== Assigned task ==
Each record is to be printed again precisely as it reads.

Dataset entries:
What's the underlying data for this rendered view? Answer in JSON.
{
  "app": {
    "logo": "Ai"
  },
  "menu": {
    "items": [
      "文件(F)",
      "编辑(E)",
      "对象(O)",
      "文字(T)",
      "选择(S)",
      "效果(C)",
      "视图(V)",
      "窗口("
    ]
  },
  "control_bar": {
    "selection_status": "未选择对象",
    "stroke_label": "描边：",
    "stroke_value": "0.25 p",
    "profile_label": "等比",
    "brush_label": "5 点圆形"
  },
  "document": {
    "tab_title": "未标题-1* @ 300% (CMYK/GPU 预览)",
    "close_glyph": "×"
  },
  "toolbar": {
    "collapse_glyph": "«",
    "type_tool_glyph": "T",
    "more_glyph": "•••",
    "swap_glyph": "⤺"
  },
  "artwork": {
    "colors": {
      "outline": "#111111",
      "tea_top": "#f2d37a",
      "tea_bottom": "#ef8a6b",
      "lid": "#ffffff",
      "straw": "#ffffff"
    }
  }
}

== Answer to this problem ==
What's the underlying data for this rendered view? Answer in JSON.
{
  "app": {
    "logo": "Ai"
  },
  "menu": {
    "items": [
      "文件(F)",
      "编辑(E)",
      "对象(O)",
      "文字(T)",
      "选择(S)",
      "效果(C)",
      "视图(V)",
      "窗口("
    ]
  },
  "control_bar": {
    "selection_status": "未选择对象",
    "stroke_label": "描边：",
    "stroke_value": "0.25 p",
    "profile_label": "等比",
    "brush_label": "5 点圆形"
  },
  "document": {
    "tab_title": "未标题-1* @ 300% (CMYK/GPU 预览)",
    "close_glyph": "×"
  },
  "toolbar": {
    "collapse_glyph": "«",
    "type_tool_glyph": "T",
    "more_glyph": "•••",
    "swap_glyph": "⤺"
  },
  "artwork": {
    "colors": {
      "outline": "#111111",
      "tea_top": "#f2d37a",
      "tea_bottom": "#ef8a6b",
      "lid": "#ffffff",
      "straw": "#ffffff"
    }
  }
}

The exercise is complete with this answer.